Teachers, staff and administrators worked to make the transition as seamless as possible, officials said.

"Everybody came together to help us out," said Devine, adding that several individuals made donations to the school.

At a school board meeting last month, it was announced that Miller Hill-Sand Lake Elementary School in Averill Park, N.Y. and Coosa Elementary School in Beaufort, S.C. were donating $1,655 and $338.75, respectively, to defray the cost of replacing library books lost to Sandy.

But on Wednesday, students were excited -- almost like the first day of school -- to get back to their usual surroundings, said Devine.

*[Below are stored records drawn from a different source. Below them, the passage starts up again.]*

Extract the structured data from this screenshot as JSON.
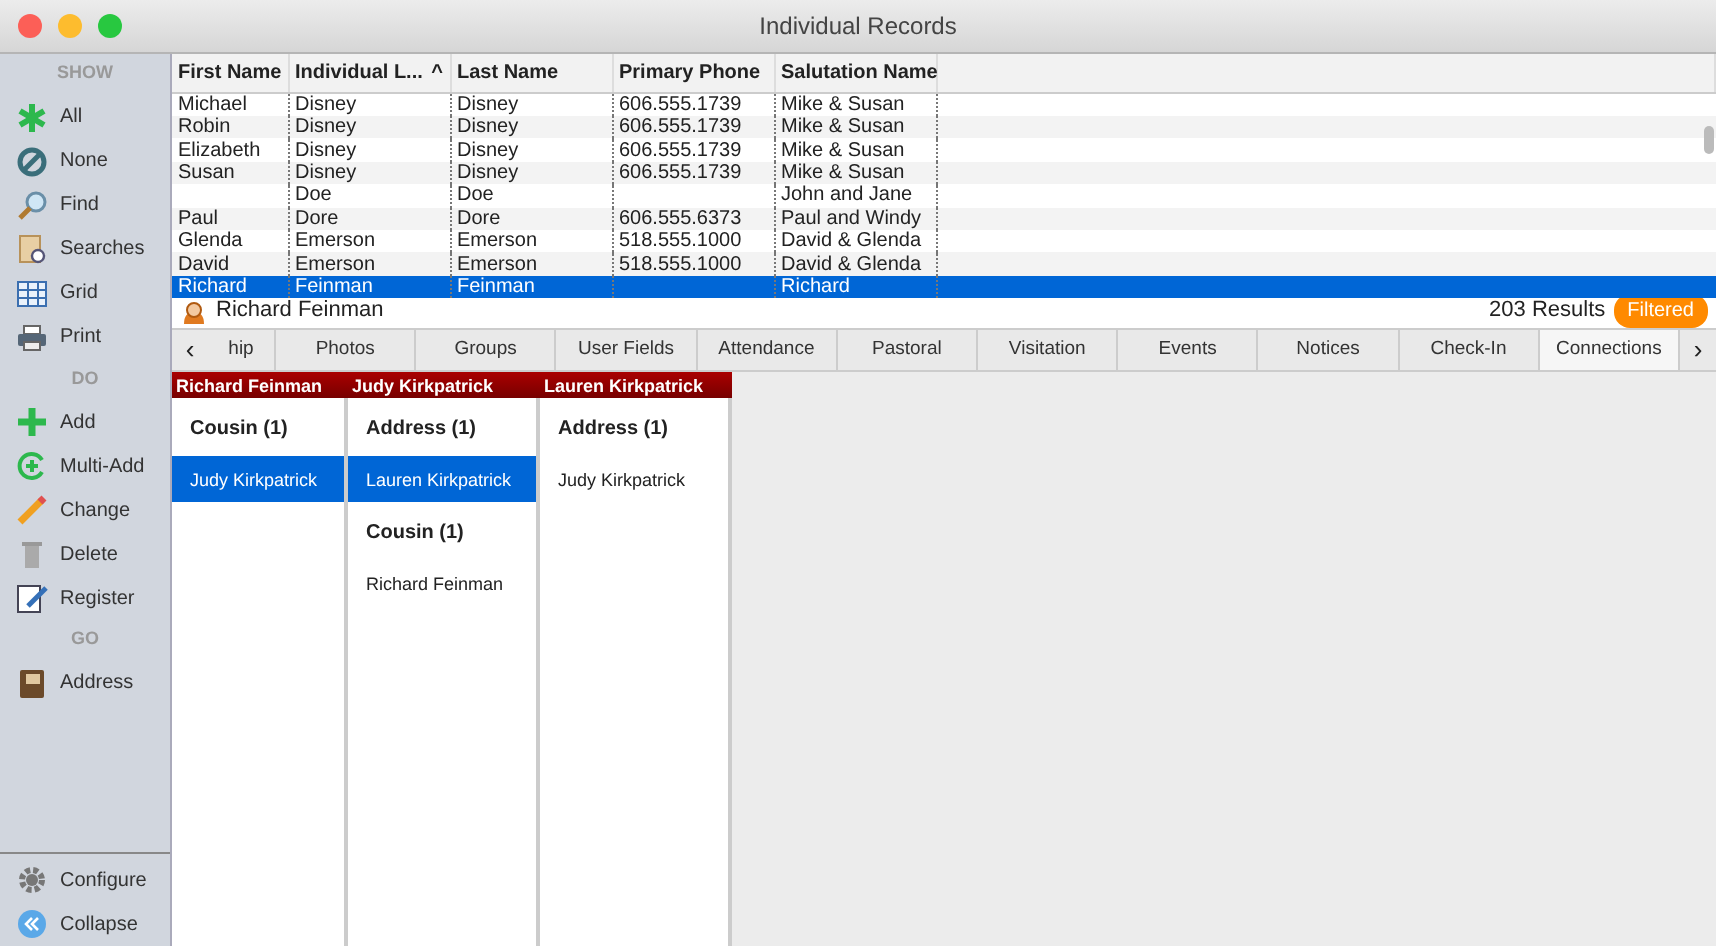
{
  "window": {
    "title": "Individual Records"
  },
  "sidebar": {
    "sections": [
      {
        "heading": "SHOW",
        "items": [
          {
            "label": "All"
          },
          {
            "label": "None"
          },
          {
            "label": "Find"
          },
          {
            "label": "Searches"
          },
          {
            "label": "Grid"
          },
          {
            "label": "Print"
          }
        ]
      },
      {
        "heading": "DO",
        "items": [
          {
            "label": "Add"
          },
          {
            "label": "Multi-Add"
          },
          {
            "label": "Change"
          },
          {
            "label": "Delete"
          },
          {
            "label": "Register"
          }
        ]
      },
      {
        "heading": "GO",
        "items": [
          {
            "label": "Address"
          }
        ]
      }
    ],
    "footer": [
      {
        "label": "Configure"
      },
      {
        "label": "Collapse"
      }
    ]
  },
  "table": {
    "columns": [
      {
        "label": "First Name"
      },
      {
        "label": "Individual L...",
        "sort_indicator": "^"
      },
      {
        "label": "Last Name"
      },
      {
        "label": "Primary Phone"
      },
      {
        "label": "Salutation Name"
      }
    ],
    "rows": [
      {
        "cells": [
          "Michael",
          "Disney",
          "Disney",
          "606.555.1739",
          "Mike & Susan"
        ],
        "selected": false
      },
      {
        "cells": [
          "Robin",
          "Disney",
          "Disney",
          "606.555.1739",
          "Mike & Susan"
        ],
        "selected": false
      },
      {
        "cells": [
          "Elizabeth",
          "Disney",
          "Disney",
          "606.555.1739",
          "Mike & Susan"
        ],
        "selected": false
      },
      {
        "cells": [
          "Susan",
          "Disney",
          "Disney",
          "606.555.1739",
          "Mike & Susan"
        ],
        "selected": false
      },
      {
        "cells": [
          "",
          "Doe",
          "Doe",
          "",
          "John and Jane"
        ],
        "selected": false
      },
      {
        "cells": [
          "Paul",
          "Dore",
          "Dore",
          "606.555.6373",
          "Paul and Windy"
        ],
        "selected": false
      },
      {
        "cells": [
          "Glenda",
          "Emerson",
          "Emerson",
          "518.555.1000",
          "David & Glenda"
        ],
        "selected": false
      },
      {
        "cells": [
          "David",
          "Emerson",
          "Emerson",
          "518.555.1000",
          "David & Glenda"
        ],
        "selected": false
      },
      {
        "cells": [
          "Richard",
          "Feinman",
          "Feinman",
          "",
          "Richard"
        ],
        "selected": true
      }
    ]
  },
  "record": {
    "name": "Richard Feinman",
    "results": "203 Results",
    "filter_badge": "Filtered"
  },
  "tabs": {
    "prev": "‹",
    "next": "›",
    "items": [
      {
        "label": "hip",
        "selected": false
      },
      {
        "label": "Photos",
        "selected": false
      },
      {
        "label": "Groups",
        "selected": false
      },
      {
        "label": "User Fields",
        "selected": false
      },
      {
        "label": "Attendance",
        "selected": false
      },
      {
        "label": "Pastoral",
        "selected": false
      },
      {
        "label": "Visitation",
        "selected": false
      },
      {
        "label": "Events",
        "selected": false
      },
      {
        "label": "Notices",
        "selected": false
      },
      {
        "label": "Check-In",
        "selected": false
      },
      {
        "label": "Connections",
        "selected": true
      }
    ]
  },
  "connections": [
    {
      "person": "Richard Feinman",
      "groups": [
        {
          "title": "Cousin (1)",
          "items": [
            {
              "label": "Judy Kirkpatrick",
              "selected": true
            }
          ]
        }
      ]
    },
    {
      "person": "Judy Kirkpatrick",
      "groups": [
        {
          "title": "Address (1)",
          "items": [
            {
              "label": "Lauren Kirkpatrick",
              "selected": true
            }
          ]
        },
        {
          "title": "Cousin (1)",
          "items": [
            {
              "label": "Richard Feinman",
              "selected": false
            }
          ]
        }
      ]
    },
    {
      "person": "Lauren Kirkpatrick",
      "groups": [
        {
          "title": "Address (1)",
          "items": [
            {
              "label": "Judy Kirkpatrick",
              "selected": false
            }
          ]
        }
      ]
    }
  ]
}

"They were hugging everybody and high-fiving," she said. "Park View is more than a school. It's more of a family . . . Learning has gone on. Teaching has gone on. Kids have continued to do what they do regardless of where they are, so school is not necessarily about the place. It's about the people and the community."